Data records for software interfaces
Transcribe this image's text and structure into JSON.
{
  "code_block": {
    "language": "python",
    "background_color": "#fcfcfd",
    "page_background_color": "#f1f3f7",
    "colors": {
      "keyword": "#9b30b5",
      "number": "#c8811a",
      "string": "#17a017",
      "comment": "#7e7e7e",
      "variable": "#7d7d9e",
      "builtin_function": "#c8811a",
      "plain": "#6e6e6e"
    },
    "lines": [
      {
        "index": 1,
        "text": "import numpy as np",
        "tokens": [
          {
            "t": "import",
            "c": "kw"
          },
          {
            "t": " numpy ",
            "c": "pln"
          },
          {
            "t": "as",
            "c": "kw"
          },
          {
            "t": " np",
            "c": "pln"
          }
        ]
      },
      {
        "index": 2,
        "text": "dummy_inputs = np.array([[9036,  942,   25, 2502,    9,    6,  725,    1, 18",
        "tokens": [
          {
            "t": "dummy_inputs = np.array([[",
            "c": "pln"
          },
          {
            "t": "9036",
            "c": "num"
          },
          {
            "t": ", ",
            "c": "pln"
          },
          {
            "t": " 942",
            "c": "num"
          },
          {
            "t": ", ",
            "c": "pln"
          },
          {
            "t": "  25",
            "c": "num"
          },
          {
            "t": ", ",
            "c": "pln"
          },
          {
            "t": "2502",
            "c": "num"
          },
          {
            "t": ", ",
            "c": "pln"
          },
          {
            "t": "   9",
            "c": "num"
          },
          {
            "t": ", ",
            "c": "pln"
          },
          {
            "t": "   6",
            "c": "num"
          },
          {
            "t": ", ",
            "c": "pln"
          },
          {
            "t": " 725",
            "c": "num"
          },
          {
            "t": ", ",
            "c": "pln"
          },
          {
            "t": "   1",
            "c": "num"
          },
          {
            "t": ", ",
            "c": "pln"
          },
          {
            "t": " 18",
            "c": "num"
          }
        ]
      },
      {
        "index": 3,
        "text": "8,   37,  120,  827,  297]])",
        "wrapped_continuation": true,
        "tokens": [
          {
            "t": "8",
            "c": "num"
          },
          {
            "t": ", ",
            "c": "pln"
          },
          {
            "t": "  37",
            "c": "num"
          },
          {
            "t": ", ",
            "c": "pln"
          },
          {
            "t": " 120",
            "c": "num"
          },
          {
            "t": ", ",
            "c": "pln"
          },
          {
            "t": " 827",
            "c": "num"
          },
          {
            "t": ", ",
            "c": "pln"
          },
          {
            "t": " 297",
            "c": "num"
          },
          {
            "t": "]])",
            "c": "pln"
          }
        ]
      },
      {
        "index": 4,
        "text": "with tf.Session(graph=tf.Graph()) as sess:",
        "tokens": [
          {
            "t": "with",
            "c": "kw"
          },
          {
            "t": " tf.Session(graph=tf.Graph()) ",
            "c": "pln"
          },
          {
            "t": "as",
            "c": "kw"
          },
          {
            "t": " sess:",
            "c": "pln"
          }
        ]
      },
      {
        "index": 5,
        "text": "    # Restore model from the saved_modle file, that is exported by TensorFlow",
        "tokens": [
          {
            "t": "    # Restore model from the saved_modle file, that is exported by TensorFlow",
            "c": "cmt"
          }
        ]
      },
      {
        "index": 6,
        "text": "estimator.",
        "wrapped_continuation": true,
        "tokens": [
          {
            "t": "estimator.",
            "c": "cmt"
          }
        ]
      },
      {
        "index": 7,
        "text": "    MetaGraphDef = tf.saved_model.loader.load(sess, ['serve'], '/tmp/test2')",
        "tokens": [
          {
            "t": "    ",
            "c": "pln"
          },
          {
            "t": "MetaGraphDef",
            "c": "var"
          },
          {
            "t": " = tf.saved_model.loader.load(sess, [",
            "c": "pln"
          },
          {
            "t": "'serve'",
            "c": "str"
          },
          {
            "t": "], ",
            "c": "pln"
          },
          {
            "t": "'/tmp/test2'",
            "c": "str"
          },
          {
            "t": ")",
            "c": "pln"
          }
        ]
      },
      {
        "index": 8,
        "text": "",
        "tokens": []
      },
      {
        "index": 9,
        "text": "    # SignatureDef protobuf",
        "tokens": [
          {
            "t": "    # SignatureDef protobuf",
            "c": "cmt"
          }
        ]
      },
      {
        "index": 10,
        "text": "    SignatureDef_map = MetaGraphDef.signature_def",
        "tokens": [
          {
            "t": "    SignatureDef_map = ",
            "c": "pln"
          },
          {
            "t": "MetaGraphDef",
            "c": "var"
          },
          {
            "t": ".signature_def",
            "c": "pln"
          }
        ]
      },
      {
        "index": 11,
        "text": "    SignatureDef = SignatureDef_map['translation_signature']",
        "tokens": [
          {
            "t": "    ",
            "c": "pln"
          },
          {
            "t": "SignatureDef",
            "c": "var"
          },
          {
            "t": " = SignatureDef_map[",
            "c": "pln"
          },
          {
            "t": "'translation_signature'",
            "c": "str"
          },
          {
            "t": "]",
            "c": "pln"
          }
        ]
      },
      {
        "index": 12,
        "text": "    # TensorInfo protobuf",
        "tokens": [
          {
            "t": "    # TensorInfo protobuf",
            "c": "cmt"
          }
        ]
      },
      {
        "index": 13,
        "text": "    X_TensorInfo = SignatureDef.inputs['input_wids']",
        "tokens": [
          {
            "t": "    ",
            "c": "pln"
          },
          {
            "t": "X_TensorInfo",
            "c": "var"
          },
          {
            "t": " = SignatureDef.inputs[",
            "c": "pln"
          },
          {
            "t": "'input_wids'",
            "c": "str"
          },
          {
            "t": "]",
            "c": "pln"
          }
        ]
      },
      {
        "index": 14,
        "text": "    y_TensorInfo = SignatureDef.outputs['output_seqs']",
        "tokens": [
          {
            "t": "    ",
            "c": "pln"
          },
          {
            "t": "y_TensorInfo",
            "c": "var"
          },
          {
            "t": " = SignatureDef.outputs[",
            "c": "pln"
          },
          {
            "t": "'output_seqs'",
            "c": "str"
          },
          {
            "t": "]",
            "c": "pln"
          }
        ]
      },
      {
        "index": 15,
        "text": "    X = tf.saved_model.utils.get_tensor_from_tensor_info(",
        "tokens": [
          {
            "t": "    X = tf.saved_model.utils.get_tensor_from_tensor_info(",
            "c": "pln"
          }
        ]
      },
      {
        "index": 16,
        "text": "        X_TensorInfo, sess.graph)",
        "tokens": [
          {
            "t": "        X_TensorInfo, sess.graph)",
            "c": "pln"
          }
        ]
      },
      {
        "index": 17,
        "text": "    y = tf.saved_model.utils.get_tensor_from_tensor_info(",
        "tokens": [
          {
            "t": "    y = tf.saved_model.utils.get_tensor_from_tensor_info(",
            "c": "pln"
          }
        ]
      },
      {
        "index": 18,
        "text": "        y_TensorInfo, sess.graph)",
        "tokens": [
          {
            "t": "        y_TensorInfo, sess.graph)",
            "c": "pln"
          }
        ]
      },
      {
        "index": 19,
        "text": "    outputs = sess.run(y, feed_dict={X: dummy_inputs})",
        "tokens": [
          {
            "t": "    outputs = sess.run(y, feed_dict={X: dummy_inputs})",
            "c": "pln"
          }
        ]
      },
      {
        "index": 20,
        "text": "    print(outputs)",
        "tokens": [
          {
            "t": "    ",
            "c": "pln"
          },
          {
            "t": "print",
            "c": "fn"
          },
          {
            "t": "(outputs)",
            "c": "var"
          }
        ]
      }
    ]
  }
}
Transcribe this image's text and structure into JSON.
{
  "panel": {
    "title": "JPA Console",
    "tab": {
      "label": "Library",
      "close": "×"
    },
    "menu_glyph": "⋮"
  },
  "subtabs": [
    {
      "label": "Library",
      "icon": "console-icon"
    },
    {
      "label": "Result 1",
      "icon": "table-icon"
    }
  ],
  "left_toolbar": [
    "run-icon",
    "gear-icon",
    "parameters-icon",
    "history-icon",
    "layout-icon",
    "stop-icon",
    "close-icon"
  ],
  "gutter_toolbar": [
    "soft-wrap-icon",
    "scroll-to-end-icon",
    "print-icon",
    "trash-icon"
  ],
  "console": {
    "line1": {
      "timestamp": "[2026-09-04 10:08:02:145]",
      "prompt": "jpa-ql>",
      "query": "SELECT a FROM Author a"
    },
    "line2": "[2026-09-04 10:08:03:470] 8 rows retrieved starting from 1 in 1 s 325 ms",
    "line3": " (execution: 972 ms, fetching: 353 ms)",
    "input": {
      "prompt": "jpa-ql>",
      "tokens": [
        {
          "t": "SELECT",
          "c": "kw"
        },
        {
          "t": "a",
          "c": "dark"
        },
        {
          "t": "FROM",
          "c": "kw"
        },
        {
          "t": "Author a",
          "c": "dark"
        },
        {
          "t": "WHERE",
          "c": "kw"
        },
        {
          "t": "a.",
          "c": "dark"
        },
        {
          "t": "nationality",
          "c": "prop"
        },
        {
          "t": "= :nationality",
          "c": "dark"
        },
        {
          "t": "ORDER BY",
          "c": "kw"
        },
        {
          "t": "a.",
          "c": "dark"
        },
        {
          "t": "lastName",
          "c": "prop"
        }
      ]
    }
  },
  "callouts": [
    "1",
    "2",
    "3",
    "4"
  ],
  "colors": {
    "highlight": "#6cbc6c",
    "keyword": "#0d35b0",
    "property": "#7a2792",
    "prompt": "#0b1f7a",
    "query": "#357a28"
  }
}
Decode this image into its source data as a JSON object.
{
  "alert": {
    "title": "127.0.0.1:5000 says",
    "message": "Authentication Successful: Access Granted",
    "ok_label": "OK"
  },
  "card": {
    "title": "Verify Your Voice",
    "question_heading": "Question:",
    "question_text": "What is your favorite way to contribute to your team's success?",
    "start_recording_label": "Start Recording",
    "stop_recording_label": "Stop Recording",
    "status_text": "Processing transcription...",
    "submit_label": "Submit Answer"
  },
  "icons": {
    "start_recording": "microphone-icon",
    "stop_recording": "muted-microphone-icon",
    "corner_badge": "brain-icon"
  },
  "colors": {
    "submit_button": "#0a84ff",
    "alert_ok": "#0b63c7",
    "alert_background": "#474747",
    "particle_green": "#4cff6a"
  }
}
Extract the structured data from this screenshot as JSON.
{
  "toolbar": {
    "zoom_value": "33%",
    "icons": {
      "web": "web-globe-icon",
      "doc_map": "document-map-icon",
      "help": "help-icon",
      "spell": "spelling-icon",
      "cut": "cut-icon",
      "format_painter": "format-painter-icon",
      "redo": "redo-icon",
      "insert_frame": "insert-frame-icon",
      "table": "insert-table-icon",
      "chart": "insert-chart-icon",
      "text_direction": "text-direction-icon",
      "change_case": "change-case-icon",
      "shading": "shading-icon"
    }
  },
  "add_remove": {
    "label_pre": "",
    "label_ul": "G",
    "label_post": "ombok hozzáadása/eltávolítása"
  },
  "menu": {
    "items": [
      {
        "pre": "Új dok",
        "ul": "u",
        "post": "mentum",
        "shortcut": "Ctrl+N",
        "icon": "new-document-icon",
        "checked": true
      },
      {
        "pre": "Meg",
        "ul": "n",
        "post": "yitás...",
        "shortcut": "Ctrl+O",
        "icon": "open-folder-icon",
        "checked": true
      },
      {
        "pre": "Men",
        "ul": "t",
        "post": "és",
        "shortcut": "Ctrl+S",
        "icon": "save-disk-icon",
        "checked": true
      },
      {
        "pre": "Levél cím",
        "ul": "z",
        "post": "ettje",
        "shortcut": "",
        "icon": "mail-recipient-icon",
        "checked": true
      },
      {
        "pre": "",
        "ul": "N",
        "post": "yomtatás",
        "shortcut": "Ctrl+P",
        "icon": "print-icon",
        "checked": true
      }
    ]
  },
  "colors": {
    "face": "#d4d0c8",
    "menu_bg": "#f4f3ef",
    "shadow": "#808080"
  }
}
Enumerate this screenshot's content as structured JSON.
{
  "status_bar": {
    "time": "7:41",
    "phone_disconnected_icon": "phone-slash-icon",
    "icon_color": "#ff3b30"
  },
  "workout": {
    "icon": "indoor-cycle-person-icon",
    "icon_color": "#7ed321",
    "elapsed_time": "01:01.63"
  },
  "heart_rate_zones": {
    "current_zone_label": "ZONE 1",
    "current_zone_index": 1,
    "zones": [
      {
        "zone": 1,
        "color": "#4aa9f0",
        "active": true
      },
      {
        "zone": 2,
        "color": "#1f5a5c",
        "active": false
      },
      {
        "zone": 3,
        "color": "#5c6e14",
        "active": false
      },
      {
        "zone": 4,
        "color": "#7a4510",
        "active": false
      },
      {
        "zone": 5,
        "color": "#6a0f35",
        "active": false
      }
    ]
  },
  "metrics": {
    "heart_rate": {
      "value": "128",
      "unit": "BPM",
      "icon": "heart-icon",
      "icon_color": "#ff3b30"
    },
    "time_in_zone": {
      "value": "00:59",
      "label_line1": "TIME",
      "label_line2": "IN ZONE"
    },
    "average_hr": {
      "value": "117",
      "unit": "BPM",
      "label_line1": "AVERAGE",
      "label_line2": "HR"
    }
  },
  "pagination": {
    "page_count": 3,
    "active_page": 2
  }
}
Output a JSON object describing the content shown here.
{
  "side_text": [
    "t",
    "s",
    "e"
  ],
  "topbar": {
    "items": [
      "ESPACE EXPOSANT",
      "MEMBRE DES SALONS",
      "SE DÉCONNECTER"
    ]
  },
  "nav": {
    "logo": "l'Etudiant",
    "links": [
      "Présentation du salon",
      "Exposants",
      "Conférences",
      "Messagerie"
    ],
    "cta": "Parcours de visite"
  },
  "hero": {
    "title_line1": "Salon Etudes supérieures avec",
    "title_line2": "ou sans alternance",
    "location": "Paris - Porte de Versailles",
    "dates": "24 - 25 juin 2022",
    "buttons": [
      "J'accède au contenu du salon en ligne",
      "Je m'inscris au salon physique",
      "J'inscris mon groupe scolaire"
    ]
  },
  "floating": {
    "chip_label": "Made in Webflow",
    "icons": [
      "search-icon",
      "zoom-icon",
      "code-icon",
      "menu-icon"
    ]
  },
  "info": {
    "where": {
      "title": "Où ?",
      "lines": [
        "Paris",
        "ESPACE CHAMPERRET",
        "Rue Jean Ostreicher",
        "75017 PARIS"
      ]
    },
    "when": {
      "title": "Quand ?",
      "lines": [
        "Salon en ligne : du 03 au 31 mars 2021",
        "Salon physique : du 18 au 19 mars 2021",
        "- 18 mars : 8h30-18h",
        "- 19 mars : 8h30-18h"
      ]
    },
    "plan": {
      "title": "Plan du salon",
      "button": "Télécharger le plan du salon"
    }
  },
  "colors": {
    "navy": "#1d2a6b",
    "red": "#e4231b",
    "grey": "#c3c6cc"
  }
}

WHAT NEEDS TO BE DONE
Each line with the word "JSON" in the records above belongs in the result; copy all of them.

RESULT BELOW
Transcribe this image's text and structure into JSON.
Transcribe this image's text and structure into JSON.
Decode this image into its source data as a JSON object.
Extract the structured data from this screenshot as JSON.
Enumerate this screenshot's content as structured JSON.
Output a JSON object describing the content shown here.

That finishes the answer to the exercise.